*Exercise instructions*. Exact copies of all the records below should be returned.

*Given records*.

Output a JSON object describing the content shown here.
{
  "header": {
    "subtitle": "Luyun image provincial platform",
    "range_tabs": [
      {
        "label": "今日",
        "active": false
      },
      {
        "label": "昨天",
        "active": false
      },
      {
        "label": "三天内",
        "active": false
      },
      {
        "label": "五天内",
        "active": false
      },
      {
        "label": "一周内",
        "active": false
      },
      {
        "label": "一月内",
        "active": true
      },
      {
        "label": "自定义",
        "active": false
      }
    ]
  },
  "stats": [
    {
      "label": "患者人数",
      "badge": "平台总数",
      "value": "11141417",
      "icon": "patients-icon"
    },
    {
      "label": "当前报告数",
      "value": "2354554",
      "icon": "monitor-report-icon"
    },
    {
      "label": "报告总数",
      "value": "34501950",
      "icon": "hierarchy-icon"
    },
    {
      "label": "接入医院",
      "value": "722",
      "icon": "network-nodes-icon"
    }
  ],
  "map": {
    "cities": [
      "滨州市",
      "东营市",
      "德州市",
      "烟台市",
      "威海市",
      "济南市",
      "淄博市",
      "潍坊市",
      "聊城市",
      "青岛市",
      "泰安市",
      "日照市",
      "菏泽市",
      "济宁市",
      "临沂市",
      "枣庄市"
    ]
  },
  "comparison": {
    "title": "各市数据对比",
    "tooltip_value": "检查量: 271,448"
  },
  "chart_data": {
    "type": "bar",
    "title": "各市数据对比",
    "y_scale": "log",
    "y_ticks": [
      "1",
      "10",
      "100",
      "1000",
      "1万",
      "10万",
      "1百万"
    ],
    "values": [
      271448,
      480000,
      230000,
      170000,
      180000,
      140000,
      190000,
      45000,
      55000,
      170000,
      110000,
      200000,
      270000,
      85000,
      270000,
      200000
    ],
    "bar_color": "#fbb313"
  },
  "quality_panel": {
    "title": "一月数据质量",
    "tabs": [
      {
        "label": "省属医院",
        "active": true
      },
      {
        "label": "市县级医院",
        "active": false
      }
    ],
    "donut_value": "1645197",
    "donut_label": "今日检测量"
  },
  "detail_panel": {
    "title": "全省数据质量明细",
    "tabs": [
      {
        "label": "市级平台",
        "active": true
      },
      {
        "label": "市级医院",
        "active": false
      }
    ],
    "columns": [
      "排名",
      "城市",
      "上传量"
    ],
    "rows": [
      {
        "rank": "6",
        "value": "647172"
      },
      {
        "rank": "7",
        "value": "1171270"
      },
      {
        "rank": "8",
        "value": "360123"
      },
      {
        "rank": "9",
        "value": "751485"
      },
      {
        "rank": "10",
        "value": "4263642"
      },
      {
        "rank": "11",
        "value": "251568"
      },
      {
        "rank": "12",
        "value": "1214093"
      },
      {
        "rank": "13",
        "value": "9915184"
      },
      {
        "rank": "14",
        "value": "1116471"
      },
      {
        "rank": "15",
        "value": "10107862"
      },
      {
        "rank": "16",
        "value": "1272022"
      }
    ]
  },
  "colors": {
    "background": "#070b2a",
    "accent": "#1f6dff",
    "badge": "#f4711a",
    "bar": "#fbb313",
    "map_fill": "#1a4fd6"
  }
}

*Task output*.
Output a JSON object describing the content shown here.
{
  "header": {
    "subtitle": "Luyun image provincial platform",
    "range_tabs": [
      {
        "label": "今日",
        "active": false
      },
      {
        "label": "昨天",
        "active": false
      },
      {
        "label": "三天内",
        "active": false
      },
      {
        "label": "五天内",
        "active": false
      },
      {
        "label": "一周内",
        "active": false
      },
      {
        "label": "一月内",
        "active": true
      },
      {
        "label": "自定义",
        "active": false
      }
    ]
  },
  "stats": [
    {
      "label": "患者人数",
      "badge": "平台总数",
      "value": "11141417",
      "icon": "patients-icon"
    },
    {
      "label": "当前报告数",
      "value": "2354554",
      "icon": "monitor-report-icon"
    },
    {
      "label": "报告总数",
      "value": "34501950",
      "icon": "hierarchy-icon"
    },
    {
      "label": "接入医院",
      "value": "722",
      "icon": "network-nodes-icon"
    }
  ],
  "map": {
    "cities": [
      "滨州市",
      "东营市",
      "德州市",
      "烟台市",
      "威海市",
      "济南市",
      "淄博市",
      "潍坊市",
      "聊城市",
      "青岛市",
      "泰安市",
      "日照市",
      "菏泽市",
      "济宁市",
      "临沂市",
      "枣庄市"
    ]
  },
  "comparison": {
    "title": "各市数据对比",
    "tooltip_value": "检查量: 271,448"
  },
  "chart_data": {
    "type": "bar",
    "title": "各市数据对比",
    "y_scale": "log",
    "y_ticks": [
      "1",
      "10",
      "100",
      "1000",
      "1万",
      "10万",
      "1百万"
    ],
    "values": [
      271448,
      480000,
      230000,
      170000,
      180000,
      140000,
      190000,
      45000,
      55000,
      170000,
      110000,
      200000,
      270000,
      85000,
      270000,
      200000
    ],
    "bar_color": "#fbb313"
  },
  "quality_panel": {
    "title": "一月数据质量",
    "tabs": [
      {
        "label": "省属医院",
        "active": true
      },
      {
        "label": "市县级医院",
        "active": false
      }
    ],
    "donut_value": "1645197",
    "donut_label": "今日检测量"
  },
  "detail_panel": {
    "title": "全省数据质量明细",
    "tabs": [
      {
        "label": "市级平台",
        "active": true
      },
      {
        "label": "市级医院",
        "active": false
      }
    ],
    "columns": [
      "排名",
      "城市",
      "上传量"
    ],
    "rows": [
      {
        "rank": "6",
        "value": "647172"
      },
      {
        "rank": "7",
        "value": "1171270"
      },
      {
        "rank": "8",
        "value": "360123"
      },
      {
        "rank": "9",
        "value": "751485"
      },
      {
        "rank": "10",
        "value": "4263642"
      },
      {
        "rank": "11",
        "value": "251568"
      },
      {
        "rank": "12",
        "value": "1214093"
      },
      {
        "rank": "13",
        "value": "9915184"
      },
      {
        "rank": "14",
        "value": "1116471"
      },
      {
        "rank": "15",
        "value": "10107862"
      },
      {
        "rank": "16",
        "value": "1272022"
      }
    ]
  },
  "colors": {
    "background": "#070b2a",
    "accent": "#1f6dff",
    "badge": "#f4711a",
    "bar": "#fbb313",
    "map_fill": "#1a4fd6"
  }
}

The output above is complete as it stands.